Page and application data records
= = =
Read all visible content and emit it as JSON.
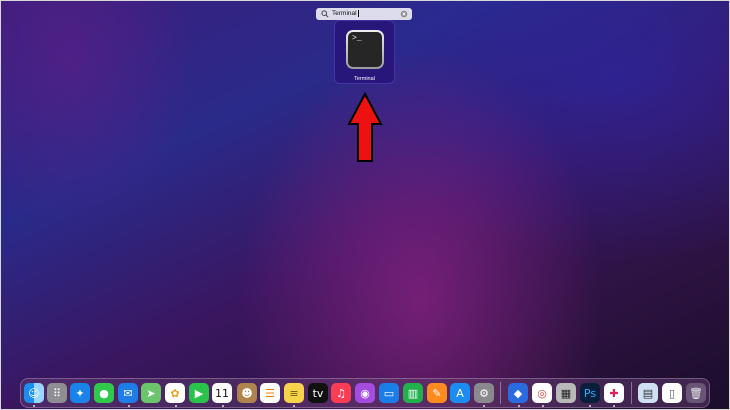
{
  "search": {
    "query": "Terminal"
  },
  "result": {
    "label": "Terminal",
    "prompt": ">_"
  },
  "dock": {
    "apps": [
      {
        "name": "finder-icon",
        "glyph": "☺",
        "bg": "linear-gradient(90deg,#1d8cf0 50%,#9ad6ff 50%)"
      },
      {
        "name": "launchpad-icon",
        "glyph": "⠿",
        "bg": "#8e8e93"
      },
      {
        "name": "safari-icon",
        "glyph": "✦",
        "bg": "#1a83e8"
      },
      {
        "name": "messages-icon",
        "glyph": "●",
        "bg": "#2fc94c"
      },
      {
        "name": "mail-icon",
        "glyph": "✉",
        "bg": "#1e7de6"
      },
      {
        "name": "maps-icon",
        "glyph": "➤",
        "bg": "#6cc46d"
      },
      {
        "name": "photos-icon",
        "glyph": "✿",
        "bg": "#ffffff",
        "color": "#e8a020"
      },
      {
        "name": "facetime-icon",
        "glyph": "▶",
        "bg": "#29c24a"
      },
      {
        "name": "calendar-icon",
        "glyph": "11",
        "bg": "#ffffff",
        "color": "#111"
      },
      {
        "name": "contacts-icon",
        "glyph": "☻",
        "bg": "#b0824c"
      },
      {
        "name": "reminders-icon",
        "glyph": "☰",
        "bg": "#ffffff",
        "color": "#ff7a00"
      },
      {
        "name": "notes-icon",
        "glyph": "≡",
        "bg": "#f7d44a",
        "color": "#6b5a20"
      },
      {
        "name": "apple-tv-icon",
        "glyph": "tv",
        "bg": "#111111"
      },
      {
        "name": "music-icon",
        "glyph": "♫",
        "bg": "#fa3d55"
      },
      {
        "name": "podcasts-icon",
        "glyph": "◉",
        "bg": "#a44be0"
      },
      {
        "name": "keynote-icon",
        "glyph": "▭",
        "bg": "#1b7ee8"
      },
      {
        "name": "numbers-icon",
        "glyph": "▥",
        "bg": "#21b04b"
      },
      {
        "name": "pages-icon",
        "glyph": "✎",
        "bg": "#ff8a1f"
      },
      {
        "name": "app-store-icon",
        "glyph": "A",
        "bg": "#1c8df0"
      },
      {
        "name": "system-preferences-icon",
        "glyph": "⚙",
        "bg": "#8a8a8e"
      },
      {
        "name": "vpn-app-icon",
        "glyph": "◆",
        "bg": "#2a6be0"
      },
      {
        "name": "chrome-icon",
        "glyph": "◎",
        "bg": "#ffffff",
        "color": "#e3402f"
      },
      {
        "name": "calculator-icon",
        "glyph": "▦",
        "bg": "#b9b9b9",
        "color": "#222"
      },
      {
        "name": "photoshop-icon",
        "glyph": "Ps",
        "bg": "#0a1f3c",
        "color": "#31a8ff"
      },
      {
        "name": "slack-icon",
        "glyph": "✚",
        "bg": "#ffffff",
        "color": "#e01e5a"
      }
    ],
    "extras": [
      {
        "name": "downloads-stack-icon",
        "glyph": "▤",
        "bg": "#cfe0f2",
        "color": "#333"
      },
      {
        "name": "document-stack-icon",
        "glyph": "▯",
        "bg": "#ffffff",
        "color": "#555"
      },
      {
        "name": "trash-icon",
        "glyph": "🗑",
        "bg": "rgba(230,230,235,0.25)",
        "color": "#e8e8ee"
      }
    ]
  }
}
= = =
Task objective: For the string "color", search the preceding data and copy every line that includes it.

Completed task:
        "color": "#e8a020"
        "color": "#111"
        "color": "#ff7a00"
        "color": "#6b5a20"
        "color": "#e3402f"
        "color": "#222"
        "color": "#31a8ff"
        "color": "#e01e5a"
        "color": "#333"
        "color": "#555"
        "color": "#e8e8ee"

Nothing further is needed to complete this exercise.